» **EXERCISE BRIEF**: In the records below, find each line holding the word "virtual" and copy it.
---------- DATA EXTRACTS ----------
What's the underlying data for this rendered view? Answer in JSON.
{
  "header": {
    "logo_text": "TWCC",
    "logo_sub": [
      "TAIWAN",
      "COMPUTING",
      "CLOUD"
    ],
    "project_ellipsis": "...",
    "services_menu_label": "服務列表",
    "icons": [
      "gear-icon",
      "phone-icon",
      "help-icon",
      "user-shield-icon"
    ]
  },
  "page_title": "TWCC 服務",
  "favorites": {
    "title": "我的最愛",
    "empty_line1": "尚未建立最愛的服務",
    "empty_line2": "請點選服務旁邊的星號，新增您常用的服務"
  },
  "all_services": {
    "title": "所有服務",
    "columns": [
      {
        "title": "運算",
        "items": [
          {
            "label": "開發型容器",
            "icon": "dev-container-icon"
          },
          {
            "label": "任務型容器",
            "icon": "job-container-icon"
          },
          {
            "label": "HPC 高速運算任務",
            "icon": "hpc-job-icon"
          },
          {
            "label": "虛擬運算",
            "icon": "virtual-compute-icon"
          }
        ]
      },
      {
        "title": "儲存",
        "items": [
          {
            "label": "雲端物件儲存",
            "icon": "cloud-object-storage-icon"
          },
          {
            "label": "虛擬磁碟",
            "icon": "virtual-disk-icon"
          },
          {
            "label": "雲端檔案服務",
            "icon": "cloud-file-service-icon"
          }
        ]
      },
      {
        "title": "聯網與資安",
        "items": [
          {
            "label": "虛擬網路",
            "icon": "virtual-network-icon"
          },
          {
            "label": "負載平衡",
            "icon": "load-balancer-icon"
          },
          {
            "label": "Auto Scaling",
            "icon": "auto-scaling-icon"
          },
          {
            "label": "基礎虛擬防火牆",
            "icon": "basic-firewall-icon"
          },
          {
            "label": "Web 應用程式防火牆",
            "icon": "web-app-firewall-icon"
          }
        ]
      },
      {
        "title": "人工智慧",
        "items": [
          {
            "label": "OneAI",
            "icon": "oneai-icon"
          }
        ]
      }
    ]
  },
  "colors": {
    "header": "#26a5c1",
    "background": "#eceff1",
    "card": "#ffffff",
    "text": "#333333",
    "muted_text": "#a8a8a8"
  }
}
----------
» **TASK ANSWER**:
            "icon": "virtual-compute-icon"
            "icon": "virtual-disk-icon"
            "icon": "virtual-network-icon"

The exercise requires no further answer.